Instead of building what most existing Virginia-Class submarines have -- 12 individual 21-inch in diameter vertical launch tubes able to fire Tomahawk missiles – the Block III submarines are being built with two larger 87-inch in diameter tubes able to house six Tomahawk missiles each.

Although the new tubes were conceived and designed as part of what the Navy calls its “Design for Affordability” strategy to lower costs, the move also brings strategic advantages to the platform, service officials say.  Specifically, this means that the submarines are constructed such that they will be able to accommodate new technologies as they emerge - this could mean engineering in an ability to fire upgraded Tomahawk missiles or other weapons which may emerge in the future. 

"VCS are designed to remain current with technology advances for their entire operational life through extensive use of modular construction, open architecture design (uses industry common design), and commercial off-the-shelf components," Chatmas said. 

The Block III Virginia-Class submarines also have what’s called a Large Aperture Bow conformal array sonar system – designed to send out an acoustic ping, analyze the return signal, and provide the location and possible contours of enemy ships, submarines and other threats.

Virginia-Class Block V - Virginia Payload Modules

For Block V construction, the Navy is planning to insert a new 84-foot long section designed to house additional missile capability.  “Virginia Payload Modules.”

The Virginia Payload Modules, to come in future years, will increase the Tomahawk missile firepower of the submarines from 12 missiles up to 40.

"The VPM submarines will have an additional (approximately 84 feet) section with four additional Virginia Payload Tubes (VPTs), each capable of carrying seven Tomahawk cruise missiles, for a ship total of 40 Tomahawks," Chatmas said.

The idea is to have additional Tomahawk or other missile capability increased by 2026, when the “SSGN” Ohio-Class Guided Missile Submarines start retiring in larger numbers, he explained.

Early prototyping work on the Virginia Payload Modules is already underway and several senior Navy leaders, over the years, have indicated a desire to accelerate production and delivery of this technology – which will massively increase fire-power on the submarines.

While designed primarily to hold Tomahawks, the VPM missile tubes are engineered such that they could accommodate a new payload, new missile or even a large unmanned underwater vehicle, Navy officials said.

The reason for the Virginia Payload Modules is clear; beginning in the 2020s, the Navy will start retiring four large Ohio-class guided-missile submarines able to fire up to 154 Tomahawk missiles each.
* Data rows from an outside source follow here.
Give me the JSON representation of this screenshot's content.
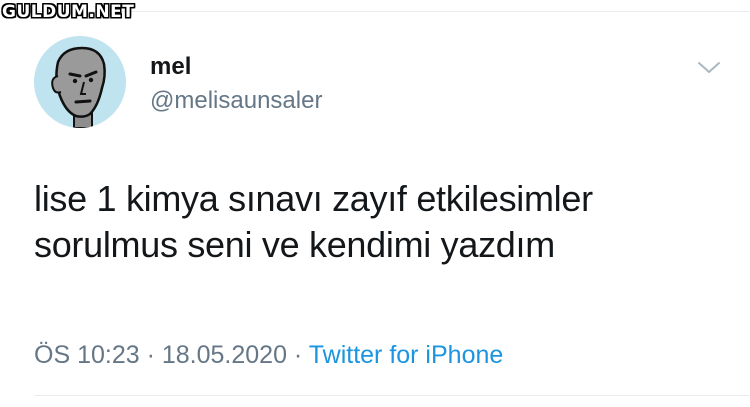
{
  "watermark": {
    "text": "GULDUM.NET"
  },
  "tweet": {
    "display_name": "mel",
    "handle": "@melisaunsaler",
    "text_lines": [
      "lise 1 kimya sınavı zayıf etkilesimler",
      "sorulmus seni ve kendimi yazdım"
    ],
    "time": "ÖS 10:23",
    "separator": " · ",
    "date": "18.05.2020",
    "source": "Twitter for iPhone"
  },
  "icons": {
    "avatar": "npc-face-avatar",
    "menu": "chevron-down-icon"
  },
  "colors": {
    "text": "#14171a",
    "secondary": "#657786",
    "link": "#1b95e0",
    "avatar_bg": "#bfe3ef"
  }
}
This will result in the Navy losing a massive amount of undersea fire power capability, Navy officials explained.

From 2002 to 2008 the U.S. Navy modified four of its oldest nuclear-armed Ohio-class submarines by turning them into ships armed with only conventional missiles -- the USS Ohio, USS Michigan, USS Florida and USS Georgia. They are called SSGNs, with the “G” designation for “guided missile.”

--- To Read Previous Scout Warrior Reports on Virginia-Class Attack Submarine Strategy and Technology - CLICK HERE ---

 - Kris Osborn can be reached at [email protected]